This year, I will be looking at the art and career of Francisco Goya (1746-1828), one of the great Spanish masters, and a major figure in European art history. I suspect that, like me, you’re familiar with some of his best-known paintings but less clear about the rest. To set his work in context, this article and its sequel tomorrow look at Spanish painting from the years immediately preceding his career up to the early nineteenth century. These conveniently divide with the influence of Jacques-Louis David (1748–1825), so today’s paintings are dated between 1757-1775.
For much of the period covered here, and Goya’s most productive years, Spain was a Catholic monarchy under the Bourbon Kings Carlos III and IV. Europe was turbulent at the time, though, with wars between England and France in which Spain allied itself with France, the invasion by Spain of Portugal, a staunch ally of England, loss and gain of Spanish colonies in North America, and the French Revolutionary War, Revolution, and rise of Napoleon. In 1808, Napoleon’s forces invaded Spain and triggered the Peninsular War, which was to influence Goya’s painting profoundly.
Goya’s first teacher was José Luzan y Martínez (1710–1785), a Baroque artist whose academy in Zaragoza was one of the leading schools in Spain. Luzan’s Saint Valero, Saint Vicente the Martyr, Saint Pedro Arbués and Saint Dominguito de Val, in Glory from 1757 is a magnificent if very traditional example of his paintings.
Francisco Bayeu y Subías (1734–1795) was a fellow-student, and when Goya married in 1773, became his brother-in-law. Although Bayeu is little-known today, at their best his paintings can be impressive. His Olympus: The Fall of the Giants from 1764 shows the war between the Titans and Olympian gods, and was presumably hung under a ceiling. Bayeu was Lieutenant-Director of the Real Academia de Bellas Artes de San Fernando, the senior academy in Spain at the time, until 1788.
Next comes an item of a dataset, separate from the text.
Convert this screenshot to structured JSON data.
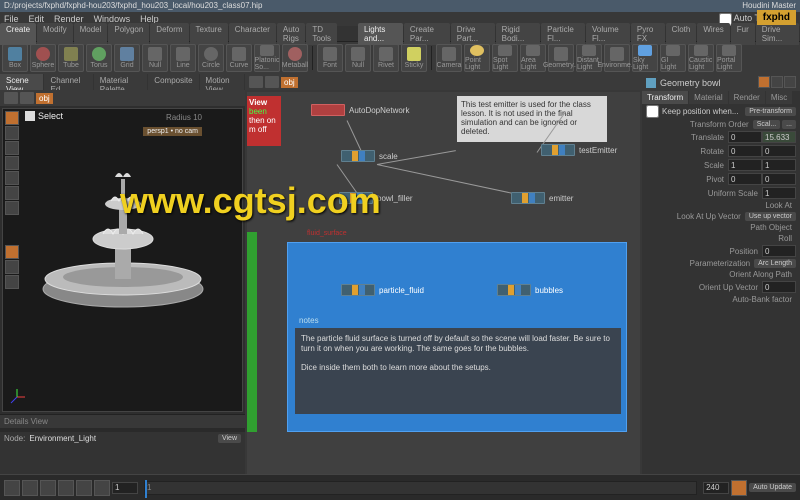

During Goya’s training and for much of the early part of his career, the dominant force in Spanish painting was the German painter Anton Raphael Mengs (1728–1779). Mengs spent much of his career in Rome, but undertook two major commissions in Madrid for King Carlos III, who was particularly fond of his work.
Mengs’ Noli me tangere from 1769 is one of a cycle of four paintings on the Passion of Christ which Carlos III commissioned for his bedroom.
Mengs had earlier been director of the Vatican painting school, and in 1772 painted this Triumph of History over Time as a fresco in the Vatican’s Camera dei Papiri. This shows Father Time with his long grey beard and scythe in the foreground, behind whom History is busy keeping records. She looks up to the fresh new face of Janus, as the old one looks away to the right.
Mengs’ Perseus and Andromeda from 1773-6 sets this familiar story rather differently. Here Andromeda is more fully dressed than Perseus, although it’s the latter who is centre stage. The artist covers both versions of this popular myth by giving Perseus winged sandals and Pegasus, and Medusa’s head is safely stowed in his scarlet bag. A winged putto, looking quite serious, is skipping off to the right, and at their feet rests the great snout of the dead Cetus, to which Perseus’ right index finger points.
Gregorio Ferro Requeijo (1742–1812) was another pupil of Mengs who became a leading figure in the Real Academia de Bellas Artes de San Fernando. He became its Lieutenant-Director in 1788, and in 1791 took over from Goya as its Director of Painting. His Allegory of the birth of the infant Carlos Clemente from 1772 celebrates the first son of King Carlos IV of Spain, born in 1771 and died in 1774.
There were several other portrait painters who found favour with the nobility and the court. Among those who found royal favour and went on to paint frescos for the King was Antonio González Velázquez (1723–1793), whose undated Crucifixion with St Michael shows his late Baroque style.
Surprisingly, still life painting was another genre which was well-received at court.
Luis Egidio Meléndez (1716–1780) was the best of specialist still life painters of the time. His Still Life with Oranges, Jars, and Boxes of Sweets from about 1760 develops traditional themes from the Dutch Golden Age.
Meléndez’s Still Life with Salmon, Lemon and Three Vessels from 1772 is perhaps more reminiscent of Jean-Baptiste-Siméon Chardin’s love for the rich colour of copper.
Meléndez also painted a series of rather grander meal-settings, including this Afternoon Meal (La Merienda) from about 1772. Although many of his still lifes were painted for the private collection of the Prince of Asturias, later to become King Carlos IV, Meléndez appears not to have been commercially successful, and died in poverty in 1780.
Among other artists painting still lifes at the time was Bartolomé Montalvo (1769-1846), whose undated Bodegón follows in the Spanish tradition.
As with painting in France, the late eighteenth century was to bring major change, in the paintings of Jacques-Louis David, as I’ll show tomorrow.